Political staffers involved in the press conference said only that they were amused by the question of why military would be directed by the government not to talk to reporters on the ground.

“Everyone had a good chuckle at your questions,” was the way one put it.


Canada’s terror list grows

- November 8th, 2013


OTTAWA – Canada’s list of banned terrorist entities is growing, with the addition of two Islamist groups Friday.

The list now includes two more al-Qaida-linked groups: Jabhat Al-Nusra, also known as the Front for the Defense of the Syrian People, and the Signatories in Blood, which is active in West Africa.

Jabhat al-Nusra is one of the rebel groups taking over territory in northern Syria recently, creating new concerns for Western backers of the opposition to Syrian dictator Bashar al-Assad.

The Signatories in Blood is believed to be behind a hostage-taking at an Algerian gas plant last January that also included Canadian involvement, along with suicide bombings in Niger in March.

Public Safety Canada says in its regulatory filings for the expanded list that “everyone who knowingly participates in or contributes to any activity of a terrorist group … is guilty of an indictable offence and liable to imprisonment.”

Blast from the past: Harper on Senate reform 2006

- November 6th, 2013
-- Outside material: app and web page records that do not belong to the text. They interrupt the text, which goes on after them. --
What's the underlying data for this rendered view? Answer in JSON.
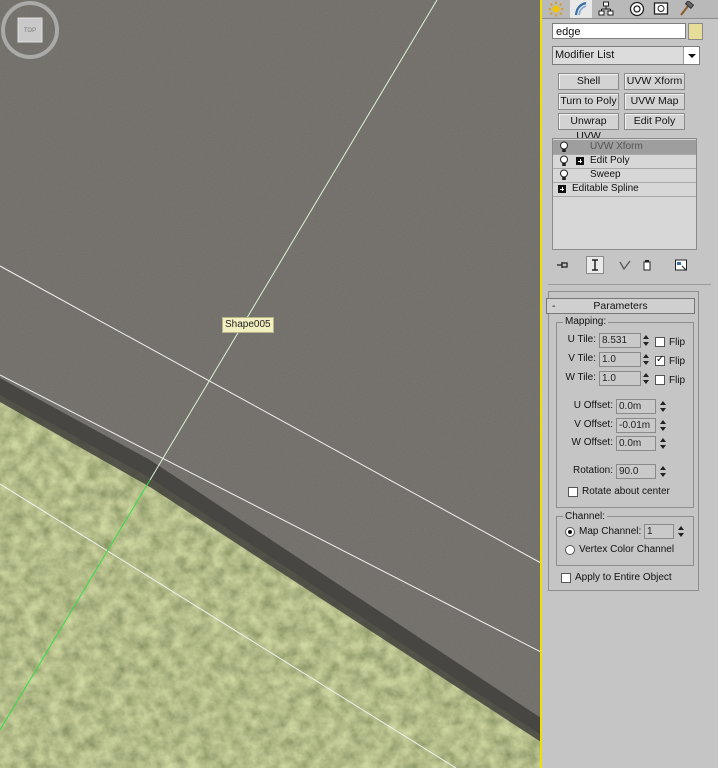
{
  "viewport": {
    "object_label": "Shape005",
    "viewcube_label": "TOP"
  },
  "panel": {
    "object_name": "edge",
    "object_color": "#e6dd9b",
    "modifier_list": "Modifier List",
    "modifier_buttons": [
      "Shell",
      "UVW Xform",
      "Turn to Poly",
      "UVW Map",
      "Unwrap UVW",
      "Edit Poly"
    ],
    "stack": [
      "UVW Xform",
      "Edit Poly",
      "Sweep",
      "Editable Spline"
    ],
    "parameters": {
      "title": "Parameters",
      "collapse": "-",
      "mapping_title": "Mapping:",
      "u_tile_label": "U Tile:",
      "u_tile": "8.531",
      "v_tile_label": "V Tile:",
      "v_tile": "1.0",
      "w_tile_label": "W Tile:",
      "w_tile": "1.0",
      "flip_label": "Flip",
      "u_flip": false,
      "v_flip": true,
      "w_flip": false,
      "u_offset_label": "U Offset:",
      "u_offset": "0.0m",
      "v_offset_label": "V Offset:",
      "v_offset": "-0.01m",
      "w_offset_label": "W Offset:",
      "w_offset": "0.0m",
      "rotation_label": "Rotation:",
      "rotation": "90.0",
      "rotate_center_label": "Rotate about center",
      "channel_title": "Channel:",
      "map_channel_label": "Map Channel:",
      "map_channel": "1",
      "vertex_color_label": "Vertex Color Channel",
      "apply_entire_label": "Apply to Entire Object"
    }
  },
  "colors": {
    "active_viewport_border": "#f0e000",
    "selection_highlight": "#9e9e9e",
    "panel_bg": "#c5c5c5"
  }
}
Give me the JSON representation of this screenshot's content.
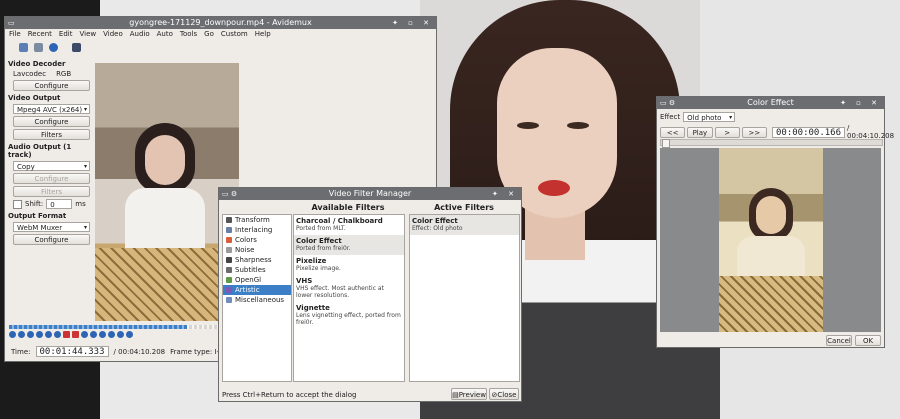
{
  "avidemux": {
    "title": "gyongree-171129_downpour.mp4 - Avidemux",
    "menu": [
      "File",
      "Recent",
      "Edit",
      "View",
      "Video",
      "Audio",
      "Auto",
      "Tools",
      "Go",
      "Custom",
      "Help"
    ],
    "video_decoder": {
      "heading": "Video Decoder",
      "codec": "Lavcodec",
      "format": "RGB",
      "configure": "Configure"
    },
    "video_output": {
      "heading": "Video Output",
      "value": "Mpeg4 AVC (x264)",
      "configure": "Configure",
      "filters": "Filters"
    },
    "audio_output": {
      "heading": "Audio Output (1 track)",
      "value": "Copy",
      "configure": "Configure",
      "filters": "Filters",
      "shift_label": "Shift:",
      "shift_value": "0",
      "shift_unit": "ms"
    },
    "output_format": {
      "heading": "Output Format",
      "value": "WebM Muxer",
      "configure": "Configure"
    },
    "time_label": "Time:",
    "time_value": "00:01:44.333",
    "duration": "/ 00:04:10.208",
    "frame_type": "Frame type: I-FRM (00)",
    "progress": 0.42
  },
  "filter_manager": {
    "title": "Video Filter Manager",
    "categories": [
      "Transform",
      "Interlacing",
      "Colors",
      "Noise",
      "Sharpness",
      "Subtitles",
      "OpenGl",
      "Artistic",
      "Miscellaneous"
    ],
    "selected_category": "Artistic",
    "available_heading": "Available Filters",
    "active_heading": "Active Filters",
    "available": [
      {
        "name": "Charcoal / Chalkboard",
        "desc": "Ported from MLT."
      },
      {
        "name": "Color Effect",
        "desc": "Ported from frei0r."
      },
      {
        "name": "Pixelize",
        "desc": "Pixelize image."
      },
      {
        "name": "VHS",
        "desc": "VHS effect. Most authentic at lower resolutions."
      },
      {
        "name": "Vignette",
        "desc": "Lens vignetting effect, ported from frei0r."
      }
    ],
    "active": [
      {
        "name": "Color Effect",
        "desc": "Effect: Old photo"
      }
    ],
    "hint": "Press Ctrl+Return to accept the dialog",
    "preview": "Preview",
    "close": "Close"
  },
  "color_effect": {
    "title": "Color Effect",
    "effect_label": "Effect",
    "effect_value": "Old photo",
    "nav": [
      "<<",
      "Play",
      ">",
      ">>"
    ],
    "time_value": "00:00:00.166",
    "duration": "/ 00:04:10.208",
    "cancel": "Cancel",
    "ok": "OK"
  },
  "colors": {
    "titlebar": "#6c6d70",
    "selection": "#3d7fc6",
    "window": "#efebe7"
  }
}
I came across this speech today – an address by then rookie Prime Minister Stephen Harper before a Senate committee discussing his plans to reform the upper chamber. Some seven years later, the federal government is readying to argue Parliament has the power to move ahead alone with reforms including implementing term limits before the Supreme Court of Canada next week.

There’s video here

Harper on the importance of Senate reform:

As everyone in this room knows, it has become a right of passage for aspiring leaders and prime ministers to promise Senate reform – on their way to the top. The promises are usually made in Western Canada. And these statements of intent are usually warmly received by party activists, editorial writers and ordinary people. But once they are elected, Senate reform quickly falls to the bottom of the Government’s agenda. Nothing ever gets done. And the status quo goes on. Honourable Senators, this has got to stop. For the Senate must change. And we will be the ones to make it happen. The Government is not looking for a report. We are seeking action.

On “modest” Senate reforms like term limits:

“We must act.  The Government believes that S-4 is achievable through the action of Parliament itself….The key point is this. We are seeking limited, fixed terms of office, not decades based on the antiquated criteria of age. I have carefully reviewed your deliberations on this Bill. Some Senators have said the Bill goes too far.  Others have said it does not go far enough. But we can all agree on one thing:  it does go somewhere.   Somewhere reasonable, and somewhere achievable.
And in conclusion:
I would like to read a quote from a book I reviewed recently. On page 206, the author writes, and I quote: “Probably on no other public question in Canada has there been such unanimity of opinion as on that of the necessity for Senate reform.” The author is Robert MacKay. The book is The Unreformed Senate of Canada.  The year is 1926.